What you need to do:
The records follow. Count the lines holding "that" and give only the number.

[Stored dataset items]
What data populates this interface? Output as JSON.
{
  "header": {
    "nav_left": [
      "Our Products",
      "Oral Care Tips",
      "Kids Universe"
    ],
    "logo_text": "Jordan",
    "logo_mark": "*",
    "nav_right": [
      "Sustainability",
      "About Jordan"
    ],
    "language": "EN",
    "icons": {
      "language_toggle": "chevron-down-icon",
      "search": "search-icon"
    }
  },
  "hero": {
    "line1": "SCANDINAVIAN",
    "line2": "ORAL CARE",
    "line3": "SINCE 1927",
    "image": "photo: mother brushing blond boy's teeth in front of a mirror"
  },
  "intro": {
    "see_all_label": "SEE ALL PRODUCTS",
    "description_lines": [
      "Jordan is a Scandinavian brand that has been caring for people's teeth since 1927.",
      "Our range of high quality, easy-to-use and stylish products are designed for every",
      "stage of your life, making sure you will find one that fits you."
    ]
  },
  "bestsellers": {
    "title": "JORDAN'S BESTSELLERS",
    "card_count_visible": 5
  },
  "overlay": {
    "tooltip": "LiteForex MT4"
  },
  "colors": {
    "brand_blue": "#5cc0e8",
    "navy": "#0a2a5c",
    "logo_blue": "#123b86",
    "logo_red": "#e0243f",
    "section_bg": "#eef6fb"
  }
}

Written response:
2